Each celebrity has a time frame during which they will make your video.  If you forgot your dad’s birthday today, it is too late to get Chevy Chase ($250) to record a video for him.  But if it’s not until next week, Danny Trejo ($100) can have a video to you in five days.

I struggled with a way to treat my mom right on Mother’s Day. I happened to be scrolling Facebook when I noticed a friend had received a Cameo video as a birthday gift.  It was Michael Rapaport ($175) and I thought it was a cool idea in a time when we couldn’t just give somebody a gift.  I started searching and came upon Jann Arden.  My mom loves Jann Arden.  She’s seen her live at least twice (only once for me).  Jann was asking only $65 with a three day turnaround.  I was just in time so I booked her.  Best of all, 100% of her proceeds went to various animal charities.  No celebrity greed there!

In two days (one less than expected!) I received a personal video from Jann Arden to my mom.  Jann sang “Good Mother” and I think my mom must have just about fallen out of her chair!  It was everything I hoped for and more.

Two weeks later I had another quandary.  My dad’s birthday.  He hates it when I spend money on him, but I don’t pay any attention to that!  I decided that I would do another Cameo.  But who?  My dad knows so very few celebrities.  It’s not like John Wayne is around to make videos.  Then I thought, “Star Trek”!  Who’s available?  A small number of people.  Marina Sirtis (The Next Generation), Garrett Wang (Voyager), Mary Chieffo (Discovery) and Evan Evagora (Picard) were some of the notable names, but I needed someone really special to him personally.  Then I found him:  Number One!  Jonathan Frakes!  Riker himself.  My dad is a huge fan of Captain William Riker.  Within three days, and $200 later, my dad received a personal message from Number One.

Dad was over the moon. He still thinks I shouldn’t have spent the money, but who cares?  I think it’s the best birthday gift I’ve ever given him.  And I’ve given him a Lego Sopwith Camel.  (Added bonus:  Frakes was wearing a Picard Season 2 jacket, confirming his involvement in the second season.)

The only drawback to Cameo is that you only have 250 characters to communicate what you want from the celebrity.  It’s enough to tell them who it’s for, who it’s from, and a little bit about the occasion.  Not much else.  Celebrities don’t need to read an essay, but what harm could another 100 characters do?

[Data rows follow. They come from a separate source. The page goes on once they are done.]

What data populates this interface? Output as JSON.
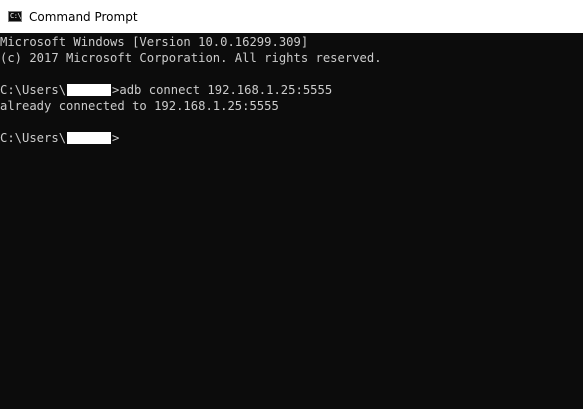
{
  "window": {
    "title": "Command Prompt",
    "icon": "console-app-icon",
    "icon_glyph": "C:\\"
  },
  "console": {
    "lines": {
      "l0": "Microsoft Windows [Version 10.0.16299.309]",
      "l1": "(c) 2017 Microsoft Corporation. All rights reserved.",
      "l3_prefix": "C:\\Users\\",
      "l3_suffix": ">adb connect 192.168.1.25:5555",
      "l4": "already connected to 192.168.1.25:5555",
      "l6_prefix": "C:\\Users\\",
      "l6_suffix": ">"
    }
  },
  "colors": {
    "console_bg": "#0c0c0c",
    "console_text": "#cccccc",
    "titlebar_bg": "#ffffff",
    "redaction": "#ffffff"
  }
}
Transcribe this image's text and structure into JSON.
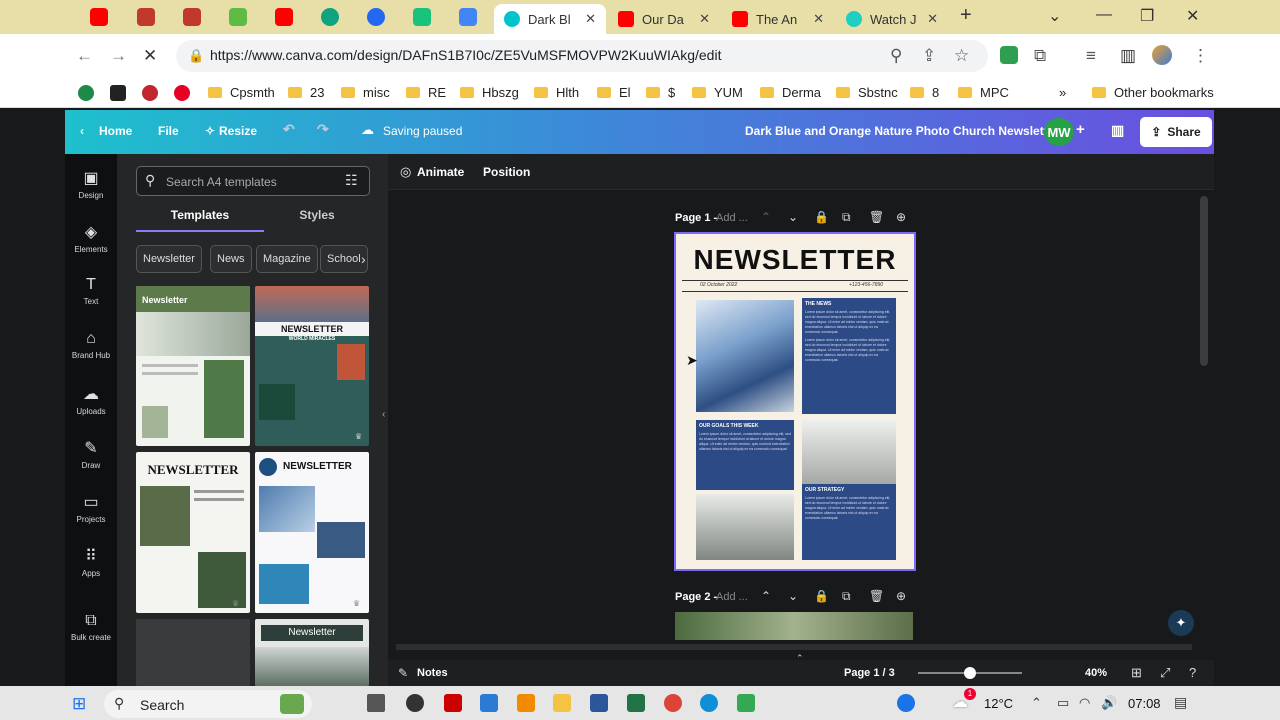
{
  "browser": {
    "tabs": [
      {
        "label": "Dark Bl",
        "color": "#00c4cc",
        "active": true
      },
      {
        "label": "Our Da",
        "color": "#ff0000"
      },
      {
        "label": "The An",
        "color": "#ff0000"
      },
      {
        "label": "Watch J",
        "color": "#1fcfc1"
      }
    ],
    "url": "https://www.canva.com/design/DAFnS1B7I0c/ZE5VuMSFMOVPW2KuuWIAkg/edit",
    "bookmarks": [
      "Cpsmth",
      "23",
      "misc",
      "RE",
      "Hbszg",
      "Hlth",
      "El",
      "$",
      "YUM",
      "Derma",
      "Sbstnc",
      "8",
      "MPC"
    ],
    "other_bookmarks": "Other bookmarks",
    "overflow": "»"
  },
  "canva_header": {
    "home": "Home",
    "file": "File",
    "resize": "Resize",
    "status": "Saving paused",
    "design_title": "Dark Blue and Orange Nature Photo Church Newsletter",
    "avatar_initials": "MW",
    "share": "Share"
  },
  "rail": [
    "Design",
    "Elements",
    "Text",
    "Brand Hub",
    "Uploads",
    "Draw",
    "Projects",
    "Apps",
    "Bulk create"
  ],
  "panel": {
    "search_placeholder": "Search A4 templates",
    "tab_templates": "Templates",
    "tab_styles": "Styles",
    "chips": [
      "Newsletter",
      "News",
      "Magazine",
      "School"
    ],
    "templates": [
      {
        "title": "Newsletter"
      },
      {
        "title": "NEWSLETTER",
        "subtitle": "WORLD MIRACLES"
      },
      {
        "title": "NEWSLETTER"
      },
      {
        "title": "NEWSLETTER"
      },
      {
        "title": ""
      },
      {
        "title": "Newsletter"
      }
    ]
  },
  "editor": {
    "animate": "Animate",
    "position": "Position",
    "page1_label": "Page 1 -",
    "page1_add": "Add ...",
    "page2_label": "Page 2 -",
    "page2_add": "Add ...",
    "newsletter_title": "NEWSLETTER",
    "date": "02 October 2022",
    "phone": "+123-456-7890",
    "box_news": "THE NEWS",
    "box_goals": "OUR GOALS THIS WEEK",
    "box_strategy": "OUR STRATEGY",
    "lorem": "Lorem ipsum dolor sit amet, consectetur adipiscing elit, sed do eiusmod tempor incididunt ut labore et dolore magna aliqua. Ut enim ad minim veniam, quis nostrud exercitation ullamco laboris nisi ut aliquip ex ea commodo consequat."
  },
  "bottom_bar": {
    "notes": "Notes",
    "page_count": "Page 1 / 3",
    "zoom": "40%",
    "zoom_level": 0.5
  },
  "taskbar": {
    "search": "Search",
    "temperature": "12°C",
    "time": "07:08",
    "notif_count": "1"
  },
  "colors": {
    "accent": "#7c6af5",
    "newsletter_blue": "#2b4a86",
    "cream": "#f6f1e4"
  }
}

Whether Cameo still remains popular when the world returns to a semblance of normal, I cannot say.  Most of these actors, sportsmen and musicians will be back at work.  I’ll be able to go and gift my dad a real Father’s Day gift.  And some of these people are asking way, way, way too much money for a short video.  Is Tommy Lee worth $400 when you can get Mike Portnoy for $50?  I’d go with Portnoy, on Cameo or in a drum battle.

Consider a Cameo for your next socially distant gift.

Cameo 4/5 stars
Jonathan Frakes 5/5 stars
Jann Arden 5/5 stars